**Work request**:
Would you please copy every line below that includes the string "JSON"?

Excerpts from an interface dataset
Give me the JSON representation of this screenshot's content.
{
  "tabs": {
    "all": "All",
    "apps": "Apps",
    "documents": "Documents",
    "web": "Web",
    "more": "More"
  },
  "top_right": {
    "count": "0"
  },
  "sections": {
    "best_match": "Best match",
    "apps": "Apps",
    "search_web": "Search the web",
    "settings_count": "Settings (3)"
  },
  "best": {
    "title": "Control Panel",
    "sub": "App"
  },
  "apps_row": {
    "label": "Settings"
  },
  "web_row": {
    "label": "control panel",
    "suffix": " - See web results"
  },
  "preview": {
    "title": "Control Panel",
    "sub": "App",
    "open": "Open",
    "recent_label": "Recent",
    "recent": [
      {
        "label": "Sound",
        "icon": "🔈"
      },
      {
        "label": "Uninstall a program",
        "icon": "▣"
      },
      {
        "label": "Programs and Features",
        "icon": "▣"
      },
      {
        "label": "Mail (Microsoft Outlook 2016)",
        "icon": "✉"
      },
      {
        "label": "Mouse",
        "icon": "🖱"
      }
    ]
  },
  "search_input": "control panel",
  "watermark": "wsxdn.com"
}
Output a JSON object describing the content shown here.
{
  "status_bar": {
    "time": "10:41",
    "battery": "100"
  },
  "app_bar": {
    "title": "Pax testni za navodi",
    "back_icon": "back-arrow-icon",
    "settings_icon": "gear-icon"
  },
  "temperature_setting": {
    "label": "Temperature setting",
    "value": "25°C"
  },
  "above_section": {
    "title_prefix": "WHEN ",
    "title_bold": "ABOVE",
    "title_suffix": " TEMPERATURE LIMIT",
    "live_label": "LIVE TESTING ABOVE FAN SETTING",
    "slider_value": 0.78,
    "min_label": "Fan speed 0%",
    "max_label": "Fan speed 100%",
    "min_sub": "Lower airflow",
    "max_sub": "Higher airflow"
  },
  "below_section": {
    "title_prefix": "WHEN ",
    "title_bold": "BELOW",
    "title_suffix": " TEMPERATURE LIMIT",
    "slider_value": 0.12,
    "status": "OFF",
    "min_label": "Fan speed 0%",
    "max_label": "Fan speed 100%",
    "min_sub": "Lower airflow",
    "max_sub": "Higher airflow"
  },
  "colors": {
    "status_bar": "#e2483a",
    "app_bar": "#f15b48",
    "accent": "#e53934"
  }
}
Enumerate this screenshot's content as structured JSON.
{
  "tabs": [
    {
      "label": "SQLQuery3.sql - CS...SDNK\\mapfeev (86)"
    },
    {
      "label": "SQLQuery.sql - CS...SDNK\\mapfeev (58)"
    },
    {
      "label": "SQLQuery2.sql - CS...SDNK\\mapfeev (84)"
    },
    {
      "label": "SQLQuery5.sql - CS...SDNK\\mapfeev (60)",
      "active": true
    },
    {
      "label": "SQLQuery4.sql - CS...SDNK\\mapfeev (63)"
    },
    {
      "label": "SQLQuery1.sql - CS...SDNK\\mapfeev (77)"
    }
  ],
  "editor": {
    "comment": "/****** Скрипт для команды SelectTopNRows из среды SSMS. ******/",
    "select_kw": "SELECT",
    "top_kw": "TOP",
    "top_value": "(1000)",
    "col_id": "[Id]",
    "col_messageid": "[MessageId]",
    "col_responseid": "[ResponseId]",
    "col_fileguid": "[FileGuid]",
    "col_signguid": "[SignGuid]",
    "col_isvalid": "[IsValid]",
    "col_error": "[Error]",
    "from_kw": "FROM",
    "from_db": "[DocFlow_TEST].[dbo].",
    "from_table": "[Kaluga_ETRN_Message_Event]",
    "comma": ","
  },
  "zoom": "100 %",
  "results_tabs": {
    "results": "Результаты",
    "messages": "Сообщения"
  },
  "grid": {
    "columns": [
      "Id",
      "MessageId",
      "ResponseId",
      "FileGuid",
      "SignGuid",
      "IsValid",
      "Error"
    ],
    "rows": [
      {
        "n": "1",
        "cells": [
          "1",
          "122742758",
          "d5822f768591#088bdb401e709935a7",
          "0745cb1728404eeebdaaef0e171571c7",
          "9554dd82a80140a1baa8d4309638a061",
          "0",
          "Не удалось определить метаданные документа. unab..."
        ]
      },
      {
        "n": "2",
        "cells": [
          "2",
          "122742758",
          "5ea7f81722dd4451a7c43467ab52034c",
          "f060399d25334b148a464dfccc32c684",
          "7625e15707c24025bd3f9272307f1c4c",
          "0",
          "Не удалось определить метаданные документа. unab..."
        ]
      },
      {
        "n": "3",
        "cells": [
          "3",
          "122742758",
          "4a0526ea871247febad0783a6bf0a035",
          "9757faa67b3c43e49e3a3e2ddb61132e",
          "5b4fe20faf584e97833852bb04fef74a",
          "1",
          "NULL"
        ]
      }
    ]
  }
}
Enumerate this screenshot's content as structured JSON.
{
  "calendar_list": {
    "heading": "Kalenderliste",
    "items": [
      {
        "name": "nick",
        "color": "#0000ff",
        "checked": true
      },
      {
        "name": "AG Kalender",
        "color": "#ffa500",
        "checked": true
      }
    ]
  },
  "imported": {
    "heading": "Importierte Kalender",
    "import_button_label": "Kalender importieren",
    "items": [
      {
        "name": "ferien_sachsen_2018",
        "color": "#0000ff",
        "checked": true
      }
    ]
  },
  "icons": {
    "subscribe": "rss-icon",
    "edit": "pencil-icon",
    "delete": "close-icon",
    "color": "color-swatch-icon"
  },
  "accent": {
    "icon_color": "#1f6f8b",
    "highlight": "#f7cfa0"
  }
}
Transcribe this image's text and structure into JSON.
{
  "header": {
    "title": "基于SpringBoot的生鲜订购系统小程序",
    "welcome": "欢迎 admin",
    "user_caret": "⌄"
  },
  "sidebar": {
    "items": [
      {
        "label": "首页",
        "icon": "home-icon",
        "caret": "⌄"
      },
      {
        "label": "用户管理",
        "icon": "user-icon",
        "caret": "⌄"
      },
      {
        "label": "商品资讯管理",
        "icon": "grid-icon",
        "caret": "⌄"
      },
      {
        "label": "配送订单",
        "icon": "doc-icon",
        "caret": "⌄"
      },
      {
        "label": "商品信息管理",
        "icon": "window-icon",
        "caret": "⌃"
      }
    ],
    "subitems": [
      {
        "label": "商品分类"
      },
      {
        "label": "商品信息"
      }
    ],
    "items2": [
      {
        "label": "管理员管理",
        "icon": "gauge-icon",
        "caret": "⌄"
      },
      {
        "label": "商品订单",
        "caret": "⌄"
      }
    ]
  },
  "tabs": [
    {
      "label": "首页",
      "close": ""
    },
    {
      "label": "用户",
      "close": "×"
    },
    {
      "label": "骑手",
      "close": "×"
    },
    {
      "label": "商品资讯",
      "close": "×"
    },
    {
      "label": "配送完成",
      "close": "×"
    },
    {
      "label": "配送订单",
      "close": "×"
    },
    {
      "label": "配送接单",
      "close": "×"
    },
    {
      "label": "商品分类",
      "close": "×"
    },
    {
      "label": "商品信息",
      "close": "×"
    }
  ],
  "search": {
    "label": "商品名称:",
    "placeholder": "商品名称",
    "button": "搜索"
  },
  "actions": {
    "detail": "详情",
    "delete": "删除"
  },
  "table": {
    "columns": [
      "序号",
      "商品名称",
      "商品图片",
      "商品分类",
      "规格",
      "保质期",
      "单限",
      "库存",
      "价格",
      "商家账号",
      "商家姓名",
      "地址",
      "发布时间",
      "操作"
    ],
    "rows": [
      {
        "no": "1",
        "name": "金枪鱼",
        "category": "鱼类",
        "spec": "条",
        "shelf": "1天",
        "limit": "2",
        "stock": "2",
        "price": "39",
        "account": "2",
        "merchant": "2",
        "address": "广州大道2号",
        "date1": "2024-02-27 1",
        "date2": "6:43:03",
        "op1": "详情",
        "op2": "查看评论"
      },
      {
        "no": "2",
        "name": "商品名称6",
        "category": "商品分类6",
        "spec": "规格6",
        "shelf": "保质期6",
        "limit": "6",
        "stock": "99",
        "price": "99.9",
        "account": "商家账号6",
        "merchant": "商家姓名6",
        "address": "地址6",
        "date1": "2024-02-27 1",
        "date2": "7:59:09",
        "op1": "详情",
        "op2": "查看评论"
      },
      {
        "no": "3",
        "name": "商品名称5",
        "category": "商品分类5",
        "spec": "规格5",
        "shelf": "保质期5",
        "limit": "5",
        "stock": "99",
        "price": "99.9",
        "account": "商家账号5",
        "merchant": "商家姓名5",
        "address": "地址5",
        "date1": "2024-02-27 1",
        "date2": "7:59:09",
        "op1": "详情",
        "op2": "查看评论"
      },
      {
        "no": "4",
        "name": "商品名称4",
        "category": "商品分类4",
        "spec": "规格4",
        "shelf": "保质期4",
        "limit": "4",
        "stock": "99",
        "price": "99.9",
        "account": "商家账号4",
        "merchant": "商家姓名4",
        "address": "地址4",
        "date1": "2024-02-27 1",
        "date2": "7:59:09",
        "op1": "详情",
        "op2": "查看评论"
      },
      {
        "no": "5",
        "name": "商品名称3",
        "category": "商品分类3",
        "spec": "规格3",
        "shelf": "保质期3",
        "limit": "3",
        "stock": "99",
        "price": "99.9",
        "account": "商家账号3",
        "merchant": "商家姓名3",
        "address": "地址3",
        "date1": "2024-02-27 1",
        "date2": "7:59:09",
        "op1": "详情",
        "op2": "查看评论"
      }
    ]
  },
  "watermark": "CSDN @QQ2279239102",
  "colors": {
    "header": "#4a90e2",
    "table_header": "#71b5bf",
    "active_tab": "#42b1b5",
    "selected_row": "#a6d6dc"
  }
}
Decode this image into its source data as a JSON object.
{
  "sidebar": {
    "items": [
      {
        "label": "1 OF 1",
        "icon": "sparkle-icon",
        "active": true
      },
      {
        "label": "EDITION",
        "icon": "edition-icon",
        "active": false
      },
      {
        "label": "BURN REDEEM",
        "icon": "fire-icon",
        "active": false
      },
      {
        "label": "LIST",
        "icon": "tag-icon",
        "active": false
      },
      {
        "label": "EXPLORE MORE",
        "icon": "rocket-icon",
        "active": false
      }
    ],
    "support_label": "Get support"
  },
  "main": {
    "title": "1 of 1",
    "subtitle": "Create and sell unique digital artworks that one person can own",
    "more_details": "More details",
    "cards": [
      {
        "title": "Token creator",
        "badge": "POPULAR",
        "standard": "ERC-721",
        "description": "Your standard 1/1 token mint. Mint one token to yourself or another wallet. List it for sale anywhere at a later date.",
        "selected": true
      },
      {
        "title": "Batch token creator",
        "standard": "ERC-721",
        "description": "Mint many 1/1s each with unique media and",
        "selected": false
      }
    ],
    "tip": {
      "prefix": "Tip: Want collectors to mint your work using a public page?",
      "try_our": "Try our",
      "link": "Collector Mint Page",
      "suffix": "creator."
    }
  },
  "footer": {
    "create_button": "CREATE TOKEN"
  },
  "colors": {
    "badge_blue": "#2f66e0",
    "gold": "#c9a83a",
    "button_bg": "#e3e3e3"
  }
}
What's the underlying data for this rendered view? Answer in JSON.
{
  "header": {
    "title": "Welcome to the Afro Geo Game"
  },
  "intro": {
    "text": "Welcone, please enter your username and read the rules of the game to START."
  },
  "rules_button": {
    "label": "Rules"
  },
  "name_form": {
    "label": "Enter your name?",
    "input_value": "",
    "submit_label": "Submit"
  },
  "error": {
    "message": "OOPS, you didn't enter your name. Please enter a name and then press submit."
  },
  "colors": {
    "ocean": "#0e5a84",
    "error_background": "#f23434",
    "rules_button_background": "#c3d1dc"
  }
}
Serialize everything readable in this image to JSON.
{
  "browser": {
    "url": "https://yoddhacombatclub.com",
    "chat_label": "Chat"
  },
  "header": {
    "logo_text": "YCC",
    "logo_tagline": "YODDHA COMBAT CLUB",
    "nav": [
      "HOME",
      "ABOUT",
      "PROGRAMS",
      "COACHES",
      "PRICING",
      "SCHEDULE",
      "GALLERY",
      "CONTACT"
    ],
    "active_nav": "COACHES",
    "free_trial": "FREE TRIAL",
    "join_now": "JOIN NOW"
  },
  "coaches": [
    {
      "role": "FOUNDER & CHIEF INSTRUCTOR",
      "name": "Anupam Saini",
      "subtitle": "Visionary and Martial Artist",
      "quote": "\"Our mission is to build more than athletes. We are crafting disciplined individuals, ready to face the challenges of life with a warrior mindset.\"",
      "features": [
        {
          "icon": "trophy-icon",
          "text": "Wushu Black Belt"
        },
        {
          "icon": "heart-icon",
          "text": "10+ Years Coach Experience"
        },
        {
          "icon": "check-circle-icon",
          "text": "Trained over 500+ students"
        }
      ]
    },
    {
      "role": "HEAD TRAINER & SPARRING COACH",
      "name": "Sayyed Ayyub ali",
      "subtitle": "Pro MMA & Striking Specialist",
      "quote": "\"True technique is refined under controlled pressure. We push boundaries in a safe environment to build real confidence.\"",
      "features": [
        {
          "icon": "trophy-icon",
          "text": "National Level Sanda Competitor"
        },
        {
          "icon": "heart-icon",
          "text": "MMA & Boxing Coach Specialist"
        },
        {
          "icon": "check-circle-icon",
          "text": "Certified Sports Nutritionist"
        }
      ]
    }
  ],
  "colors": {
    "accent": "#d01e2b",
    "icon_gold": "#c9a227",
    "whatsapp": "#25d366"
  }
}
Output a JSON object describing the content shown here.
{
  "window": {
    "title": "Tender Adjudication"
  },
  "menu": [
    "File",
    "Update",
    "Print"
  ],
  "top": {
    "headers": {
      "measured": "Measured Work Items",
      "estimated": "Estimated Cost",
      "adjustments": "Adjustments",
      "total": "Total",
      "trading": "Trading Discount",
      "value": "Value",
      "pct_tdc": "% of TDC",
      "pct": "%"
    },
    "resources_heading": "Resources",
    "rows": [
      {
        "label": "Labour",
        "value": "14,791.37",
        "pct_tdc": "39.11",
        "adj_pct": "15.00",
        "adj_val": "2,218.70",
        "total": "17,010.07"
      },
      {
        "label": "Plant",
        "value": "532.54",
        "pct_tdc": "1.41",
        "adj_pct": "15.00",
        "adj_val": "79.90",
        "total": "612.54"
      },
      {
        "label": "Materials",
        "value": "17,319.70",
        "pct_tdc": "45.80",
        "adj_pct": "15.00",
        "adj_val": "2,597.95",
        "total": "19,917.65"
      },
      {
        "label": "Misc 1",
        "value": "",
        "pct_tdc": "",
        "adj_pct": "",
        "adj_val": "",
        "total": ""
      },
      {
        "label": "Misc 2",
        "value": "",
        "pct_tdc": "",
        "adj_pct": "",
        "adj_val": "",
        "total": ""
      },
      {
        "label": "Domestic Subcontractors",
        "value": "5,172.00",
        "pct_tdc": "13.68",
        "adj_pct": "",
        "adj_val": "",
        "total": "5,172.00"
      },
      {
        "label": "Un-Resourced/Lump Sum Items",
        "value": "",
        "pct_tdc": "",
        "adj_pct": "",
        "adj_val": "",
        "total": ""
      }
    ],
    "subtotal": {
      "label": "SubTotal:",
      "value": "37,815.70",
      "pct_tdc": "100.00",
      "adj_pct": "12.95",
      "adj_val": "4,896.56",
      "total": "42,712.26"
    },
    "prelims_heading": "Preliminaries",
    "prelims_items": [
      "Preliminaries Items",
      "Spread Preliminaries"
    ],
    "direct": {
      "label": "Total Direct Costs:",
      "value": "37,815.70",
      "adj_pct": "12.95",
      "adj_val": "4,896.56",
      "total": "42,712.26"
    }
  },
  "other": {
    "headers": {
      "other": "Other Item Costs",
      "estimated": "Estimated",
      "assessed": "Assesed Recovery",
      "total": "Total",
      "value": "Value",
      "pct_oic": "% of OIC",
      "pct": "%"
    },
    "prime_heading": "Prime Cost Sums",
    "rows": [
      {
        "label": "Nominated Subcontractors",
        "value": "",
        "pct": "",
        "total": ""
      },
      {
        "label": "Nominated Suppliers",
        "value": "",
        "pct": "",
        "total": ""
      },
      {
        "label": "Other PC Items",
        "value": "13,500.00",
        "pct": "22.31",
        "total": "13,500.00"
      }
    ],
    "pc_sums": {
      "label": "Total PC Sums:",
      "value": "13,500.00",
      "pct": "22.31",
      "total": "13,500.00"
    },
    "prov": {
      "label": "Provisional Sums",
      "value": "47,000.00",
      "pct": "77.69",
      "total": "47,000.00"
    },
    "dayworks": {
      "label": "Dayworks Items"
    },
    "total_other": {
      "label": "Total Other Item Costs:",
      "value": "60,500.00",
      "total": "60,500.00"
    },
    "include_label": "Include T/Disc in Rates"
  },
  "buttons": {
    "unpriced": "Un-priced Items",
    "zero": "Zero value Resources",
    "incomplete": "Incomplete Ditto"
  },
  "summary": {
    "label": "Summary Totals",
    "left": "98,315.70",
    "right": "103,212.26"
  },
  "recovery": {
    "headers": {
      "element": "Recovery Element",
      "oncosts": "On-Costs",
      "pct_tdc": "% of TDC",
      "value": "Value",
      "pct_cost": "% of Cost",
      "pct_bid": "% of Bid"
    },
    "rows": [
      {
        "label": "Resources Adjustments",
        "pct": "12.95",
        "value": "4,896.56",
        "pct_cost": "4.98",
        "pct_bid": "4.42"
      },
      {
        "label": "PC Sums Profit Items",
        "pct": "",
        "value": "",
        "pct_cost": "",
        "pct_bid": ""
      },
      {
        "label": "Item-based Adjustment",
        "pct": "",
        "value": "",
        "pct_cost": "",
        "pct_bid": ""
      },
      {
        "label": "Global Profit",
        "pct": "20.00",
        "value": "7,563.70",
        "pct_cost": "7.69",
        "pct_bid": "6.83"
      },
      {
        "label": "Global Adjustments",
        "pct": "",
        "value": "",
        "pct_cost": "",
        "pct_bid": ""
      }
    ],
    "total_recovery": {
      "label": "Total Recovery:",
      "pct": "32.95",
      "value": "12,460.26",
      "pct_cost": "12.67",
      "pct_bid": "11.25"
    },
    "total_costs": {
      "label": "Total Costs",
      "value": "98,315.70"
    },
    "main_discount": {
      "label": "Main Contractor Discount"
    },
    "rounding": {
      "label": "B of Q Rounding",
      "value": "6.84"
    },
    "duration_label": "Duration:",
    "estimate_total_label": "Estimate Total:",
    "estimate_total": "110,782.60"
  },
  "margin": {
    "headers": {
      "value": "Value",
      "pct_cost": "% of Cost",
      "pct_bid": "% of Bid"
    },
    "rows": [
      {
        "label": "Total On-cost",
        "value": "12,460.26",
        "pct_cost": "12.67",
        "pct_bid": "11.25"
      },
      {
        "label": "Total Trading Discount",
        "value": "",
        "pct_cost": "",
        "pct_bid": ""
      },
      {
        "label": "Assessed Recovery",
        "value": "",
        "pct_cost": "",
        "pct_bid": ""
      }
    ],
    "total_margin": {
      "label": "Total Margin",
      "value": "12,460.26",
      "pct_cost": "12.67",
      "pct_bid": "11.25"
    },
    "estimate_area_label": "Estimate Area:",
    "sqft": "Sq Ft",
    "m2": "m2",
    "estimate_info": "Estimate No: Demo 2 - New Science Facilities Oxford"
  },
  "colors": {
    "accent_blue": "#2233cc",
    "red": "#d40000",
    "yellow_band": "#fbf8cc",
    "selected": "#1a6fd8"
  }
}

**Answer box**:
Give me the JSON representation of this screenshot's content.
Output a JSON object describing the content shown here.
Enumerate this screenshot's content as structured JSON.
Enumerate this screenshot's content as structured JSON.
Transcribe this image's text and structure into JSON.
Decode this image into its source data as a JSON object.
What's the underlying data for this rendered view? Answer in JSON.
Serialize everything readable in this image to JSON.
Output a JSON object describing the content shown here.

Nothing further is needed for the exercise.